A Softened Luster in Her Eye by Alfred Hassam, 1866. Watercolour and gouache on paper, 915/16 x 67/8 inches (25.2 x 17.4 cm). Signed “A Hassam” and dated “2/66,” lower left. Collection of the National Gallery of Canada. Accession no. 49233. Gift of the Dennis T. Lanigan Collection, 2020. [Click on images to enlarge them.]

Decorated initial N

ot a great deal is known about Alfred Hassam (1842-69), particularly his artistic training, but he likely studied at the South Kensington Schools. He began designing stained glass as early as 1858 at age sixteen. He is now best known for being one of the most innovative stained-glass designers for the firm of Heaton, Butler and Bayne. Hassam and Robert Turnill Bayne both joined Heaton Butler in around 1860. Hassam became one of the most progressive artists of his day but his promising career was cut short by his premature death from consumption (pulmonary tuberculosis) on June 2, 1869 at the age of twenty-seven. Hassam was principally a watercolour painter but also painted in oils. Between 1865-68 he exhibited sixteen works at various public venues including the Society of British Artists, the Dudley Gallery, and the Royal Academy. This particular work was shown at the Dudley in 1867, no. 18. The Dudley Gallery served as the principal artistic venue for young artists associated with the early Aesthetic Movement and this work would have been typical of those that gave the Dudley its particular notoriety.
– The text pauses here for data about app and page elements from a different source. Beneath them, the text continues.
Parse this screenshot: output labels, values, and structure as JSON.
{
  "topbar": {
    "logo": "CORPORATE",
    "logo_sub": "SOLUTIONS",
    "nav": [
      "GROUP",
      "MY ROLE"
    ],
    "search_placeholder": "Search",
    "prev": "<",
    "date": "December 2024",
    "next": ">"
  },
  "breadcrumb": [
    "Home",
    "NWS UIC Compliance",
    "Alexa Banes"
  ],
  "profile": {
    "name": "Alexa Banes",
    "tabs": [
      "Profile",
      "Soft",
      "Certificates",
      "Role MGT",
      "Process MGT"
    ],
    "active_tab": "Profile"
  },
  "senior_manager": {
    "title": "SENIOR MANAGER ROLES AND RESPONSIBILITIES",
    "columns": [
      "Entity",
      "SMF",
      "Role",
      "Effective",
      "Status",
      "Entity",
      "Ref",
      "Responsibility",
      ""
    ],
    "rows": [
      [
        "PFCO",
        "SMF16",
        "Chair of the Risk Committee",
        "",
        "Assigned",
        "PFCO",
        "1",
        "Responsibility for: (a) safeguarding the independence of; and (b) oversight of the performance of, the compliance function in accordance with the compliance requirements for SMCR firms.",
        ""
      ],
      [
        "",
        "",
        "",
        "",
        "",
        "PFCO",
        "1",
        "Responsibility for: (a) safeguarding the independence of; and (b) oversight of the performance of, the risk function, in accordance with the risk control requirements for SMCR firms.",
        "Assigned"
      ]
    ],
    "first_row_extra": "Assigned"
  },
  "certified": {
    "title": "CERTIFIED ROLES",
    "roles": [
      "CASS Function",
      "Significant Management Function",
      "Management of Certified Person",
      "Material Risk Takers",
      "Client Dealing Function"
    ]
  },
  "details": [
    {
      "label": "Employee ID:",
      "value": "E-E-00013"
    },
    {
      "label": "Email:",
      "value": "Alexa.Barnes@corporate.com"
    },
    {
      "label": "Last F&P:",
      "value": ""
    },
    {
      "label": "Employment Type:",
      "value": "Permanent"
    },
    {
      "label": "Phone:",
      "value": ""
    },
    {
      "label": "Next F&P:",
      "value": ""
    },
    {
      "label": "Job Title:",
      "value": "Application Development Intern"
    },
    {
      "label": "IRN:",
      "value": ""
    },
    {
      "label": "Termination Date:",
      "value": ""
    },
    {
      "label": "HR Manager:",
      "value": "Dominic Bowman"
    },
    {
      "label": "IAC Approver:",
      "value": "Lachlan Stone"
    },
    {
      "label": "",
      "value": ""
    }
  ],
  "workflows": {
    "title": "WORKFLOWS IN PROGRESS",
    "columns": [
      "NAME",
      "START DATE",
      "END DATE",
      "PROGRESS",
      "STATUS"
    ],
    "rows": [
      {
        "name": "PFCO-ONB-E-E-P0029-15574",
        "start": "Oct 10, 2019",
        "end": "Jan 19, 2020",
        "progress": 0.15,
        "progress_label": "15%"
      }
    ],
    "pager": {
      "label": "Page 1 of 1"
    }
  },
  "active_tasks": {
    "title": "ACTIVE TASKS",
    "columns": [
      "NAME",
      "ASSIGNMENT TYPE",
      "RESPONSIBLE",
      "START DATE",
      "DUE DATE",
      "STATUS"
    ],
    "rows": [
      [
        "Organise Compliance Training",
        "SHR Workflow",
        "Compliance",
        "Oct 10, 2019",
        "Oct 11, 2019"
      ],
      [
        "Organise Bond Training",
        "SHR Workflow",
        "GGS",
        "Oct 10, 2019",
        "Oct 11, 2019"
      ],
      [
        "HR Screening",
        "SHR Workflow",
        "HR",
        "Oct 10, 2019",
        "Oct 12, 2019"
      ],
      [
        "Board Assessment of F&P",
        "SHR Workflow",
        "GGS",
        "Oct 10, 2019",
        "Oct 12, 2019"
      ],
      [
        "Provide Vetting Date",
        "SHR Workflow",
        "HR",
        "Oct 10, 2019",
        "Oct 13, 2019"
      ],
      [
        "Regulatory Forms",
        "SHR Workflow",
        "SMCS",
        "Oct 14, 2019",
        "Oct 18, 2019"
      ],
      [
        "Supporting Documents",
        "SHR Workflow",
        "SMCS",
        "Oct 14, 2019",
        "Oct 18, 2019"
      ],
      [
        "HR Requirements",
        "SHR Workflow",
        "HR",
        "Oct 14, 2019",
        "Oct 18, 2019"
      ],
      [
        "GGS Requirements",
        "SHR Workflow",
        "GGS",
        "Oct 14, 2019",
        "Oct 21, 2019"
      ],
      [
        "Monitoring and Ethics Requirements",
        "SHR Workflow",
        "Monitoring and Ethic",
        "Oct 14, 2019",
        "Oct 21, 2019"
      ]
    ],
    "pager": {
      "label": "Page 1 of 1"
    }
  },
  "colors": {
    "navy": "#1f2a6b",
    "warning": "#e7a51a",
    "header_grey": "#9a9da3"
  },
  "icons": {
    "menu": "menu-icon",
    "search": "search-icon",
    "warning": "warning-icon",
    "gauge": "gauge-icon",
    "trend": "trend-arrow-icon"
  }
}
This watercolour is surprisingly progressive for the year 1866, as avant-garde as anything produced at that time by Dante Gabriel Rossetti, Edward Burne-Jones, James McNeill Whistler, Albert Moore and their circle. How then did a young artist that few people have now ever heard of paint this extraordinary work? Hassam is not mentioned in any published artists’ reminiscences dealing with this time period, perhaps because Hassam died so young, these reminiscences were written much later, and he was quickly forgotten. Henry Holiday was the one young artist with advanced tastes that Hassam must surely have come in contact with early on because Holiday had begun his association with the firm of Heaton, Butler, and Bayne in 1865. Through Holiday, Hassam could possibly have met Simeon Solomon and other members of the wider Pre-Raphaelite circle. Simeon Solomon was one of the artistic stars exhibiting at the Dudley Gallery and Hassam cannot have failed to notice his work there.

This watercolour in particular resembles the half-length paintings of women with flat decorative backgrounds that Rossetti and Frederick Sandys were painting in the 1860s. Similar decorative jewelry, including what appears to be a necklace of red coral beads, can be seen in their works from this period. The model also holds a Japanese fan. The Victorian artist best known for painting works that included Japanese accessories was, of course, Whistler and Hassam would have seen such works that Whistler had exhibited at the Royal Academy. There is no doubt that Hassam was interested in Pre-Raphaelite art. If Hassam had no direct contact with members of the wider Pre-Raphaelite circle, and didn’t have access to their studios, then he can only have assimilated his Aesthetic Movement tendencies by seeing their works at exhibition, which makes this watercolour all the more of an impressive achievement.

On the old backboard of the painting are these lines of a poem:

A softened luster in her eye,
All crimson like the rose.
Scarce tinged her cheek”

It is unknown whether these lines of poetry were written by Hassam, or taken from a literary source, but if the later its origins so far have not been traced.


Waters, William and Carew-Cox, Alastair. Angels & Icons. Pre-Raphaelite Stained Glass 1850-1870, Worchester: Seraphim Press Ltd., 2012, 200-218, fig. 300. [Review]

Last modified 25 October 2021